For a considerable time past, we have observed a variety of circumstances connected with church affairs which, on being combined and compared one with the other, justify inferences which, in our opinion, are exceedingly interesting, not only to the rights of the laity, but also to our churches in general, and to yours in particular. We allude to the gradual introduction and industrious propagation of high church doctrines. Of late years, they have frequently been seen lifting up their heads and appearing in places where their presence was neither necessary nor expected. There never was a time when those doctrines promoted peace on earth or good-will among men. Originating under the auspices and in the days of darkness and despotism, they patronized darkness and despotism down to the Reformation. Ever encroaching on the rights of governments and people, they have constantly found it convenient to incorporate, as far as possible, the claims of the clergy with the principles and practice of religion; and their advocates have not ceased to preach for Christian doctrines the commandments and devices of men.
To you it cannot be necessary to observe, that high church doctrines are not accommodated to the state of society, nor to the tolerant principles, nor to the ardent love of liberty which prevail in our country. It is well known that our church was formed after the Revolution with an eye to what was then believed to be the truth and simplicity of the Gospel; and there appears to be some reason to regret that the motives which then governed have since been less operative.
We know that our obscure and unimportant corporation can do but little. Providence has placed you under different circumstances. You have stronger inducements to watchfulness, more means to do good, and more power to avert evil.
Permit us to hope that the subjects of this letter will engage your serious consideration. Whatever may be the result, we shall have the satisfaction of reflecting that we have done our duty, in thus explicitly protesting against measures and proceedings which, if persevered in, must and will, sooner or later, materially affect the tranquillity and welfare of the Church.
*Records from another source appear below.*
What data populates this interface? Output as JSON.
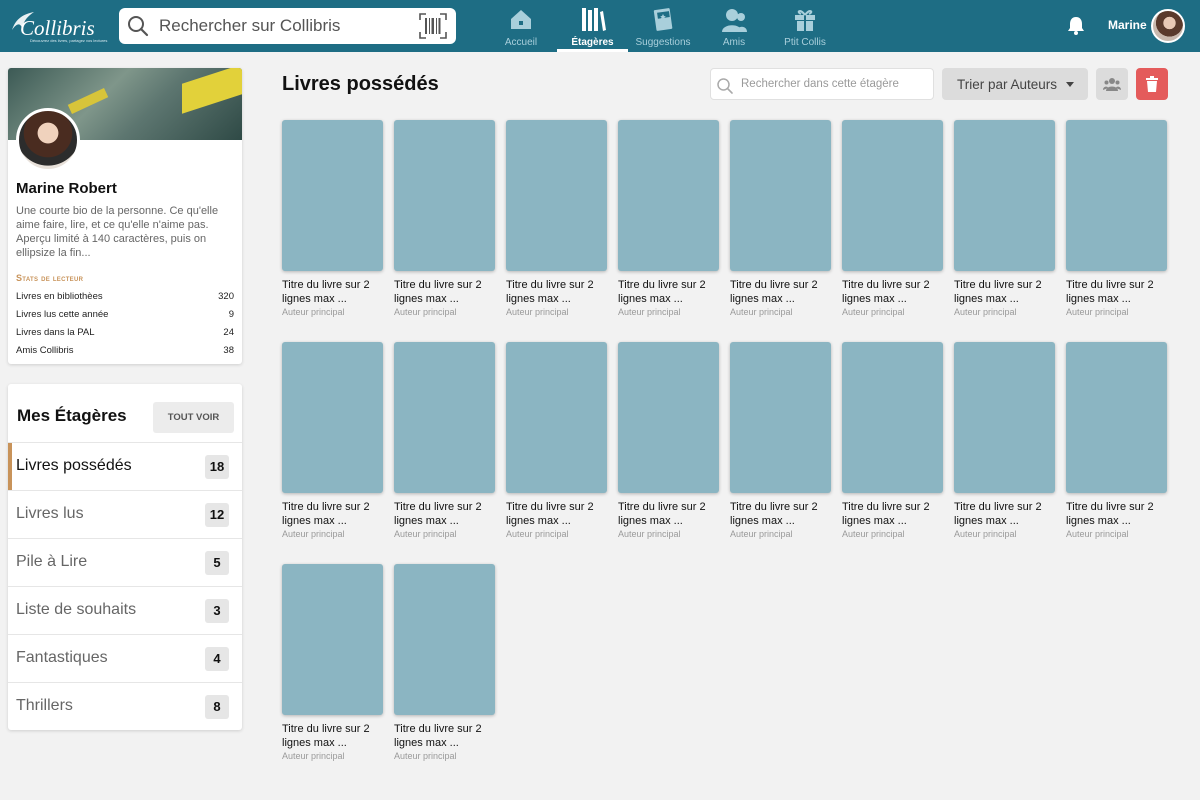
{
  "header": {
    "logo_text": "Collibris",
    "logo_tagline": "Découvrez des livres, partagez vos lectures",
    "search_placeholder": "Rechercher sur Collibris",
    "nav": [
      {
        "label": "Accueil",
        "icon": "home-icon",
        "active": false
      },
      {
        "label": "Étagères",
        "icon": "books-icon",
        "active": true
      },
      {
        "label": "Suggestions",
        "icon": "suggestion-card-icon",
        "active": false
      },
      {
        "label": "Amis",
        "icon": "friends-icon",
        "active": false
      },
      {
        "label": "Ptit Collis",
        "icon": "gift-icon",
        "active": false
      }
    ],
    "user_name": "Marine",
    "colors": {
      "bar": "#1e6d84",
      "inactive": "#a9cfdb"
    }
  },
  "profile": {
    "name": "Marine Robert",
    "bio": "Une courte bio de la personne. Ce qu'elle aime faire, lire, et ce qu'elle n'aime pas. Aperçu limité à 140 caractères, puis on ellipsize la fin...",
    "stats_title": "Stats de lecteur",
    "stats": [
      {
        "label": "Livres en bibliothèes",
        "value": "320"
      },
      {
        "label": "Livres lus cette année",
        "value": "9"
      },
      {
        "label": "Livres dans la PAL",
        "value": "24"
      },
      {
        "label": "Amis Collibris",
        "value": "38"
      }
    ]
  },
  "shelves": {
    "title": "Mes Étagères",
    "see_all": "TOUT VOIR",
    "items": [
      {
        "label": "Livres possédés",
        "count": "18",
        "active": true
      },
      {
        "label": "Livres lus",
        "count": "12",
        "active": false
      },
      {
        "label": "Pile à Lire",
        "count": "5",
        "active": false
      },
      {
        "label": "Liste de souhaits",
        "count": "3",
        "active": false
      },
      {
        "label": "Fantastiques",
        "count": "4",
        "active": false
      },
      {
        "label": "Thrillers",
        "count": "8",
        "active": false
      }
    ],
    "accent_color": "#c8935a"
  },
  "main": {
    "title": "Livres possédés",
    "search_placeholder": "Rechercher dans cette étagère",
    "sort_label": "Trier par Auteurs",
    "books": [
      {
        "title": "Titre du livre sur 2 lignes max ...",
        "author": "Auteur principal"
      },
      {
        "title": "Titre du livre sur 2 lignes max ...",
        "author": "Auteur principal"
      },
      {
        "title": "Titre du livre sur 2 lignes max ...",
        "author": "Auteur principal"
      },
      {
        "title": "Titre du livre sur 2 lignes max ...",
        "author": "Auteur principal"
      },
      {
        "title": "Titre du livre sur 2 lignes max ...",
        "author": "Auteur principal"
      },
      {
        "title": "Titre du livre sur 2 lignes max ...",
        "author": "Auteur principal"
      },
      {
        "title": "Titre du livre sur 2 lignes max ...",
        "author": "Auteur principal"
      },
      {
        "title": "Titre du livre sur 2 lignes max ...",
        "author": "Auteur principal"
      },
      {
        "title": "Titre du livre sur 2 lignes max ...",
        "author": "Auteur principal"
      },
      {
        "title": "Titre du livre sur 2 lignes max ...",
        "author": "Auteur principal"
      },
      {
        "title": "Titre du livre sur 2 lignes max ...",
        "author": "Auteur principal"
      },
      {
        "title": "Titre du livre sur 2 lignes max ...",
        "author": "Auteur principal"
      },
      {
        "title": "Titre du livre sur 2 lignes max ...",
        "author": "Auteur principal"
      },
      {
        "title": "Titre du livre sur 2 lignes max ...",
        "author": "Auteur principal"
      },
      {
        "title": "Titre du livre sur 2 lignes max ...",
        "author": "Auteur principal"
      },
      {
        "title": "Titre du livre sur 2 lignes max ...",
        "author": "Auteur principal"
      },
      {
        "title": "Titre du livre sur 2 lignes max ...",
        "author": "Auteur principal"
      },
      {
        "title": "Titre du livre sur 2 lignes max ...",
        "author": "Auteur principal"
      }
    ],
    "cover_color": "#8bb5c2",
    "delete_color": "#e45b5b"
  }
}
[1 ]“Mr. Jay, finding on his removal to Bedford no Episcopal church in the vicinity, constantly attended the one belonging to the Presbyterians; nor did he scruple to unite with his fellow-Christians of that persuasion in commemorating the passion of their common Lord. His catholicism, however, did not diminish his attachment to his own denomination. He was instrumental in erecting an Episcopal church in Bedford, and was, during the rest of his life, a generous benefactor to it, and, by his will, left a liberal annuity to its pastor. His reluctance to hold any office led him to decline a seat in the vestry of this church, but his advice and aid were frequently asked and cheerfully given. Some matters of business requiring a communication to the vestry of Trinity church, in the city of New York, he was requested to prepare it; and he took the opportunity of addressing to that powerful and influential corporation some remarks on topics which he regarded as deeply interesting to the Church at large. The draught was cordially approved and adopted by the Bedford church.”—Jay’s “Life of Jay,” Vol. I., p. 434.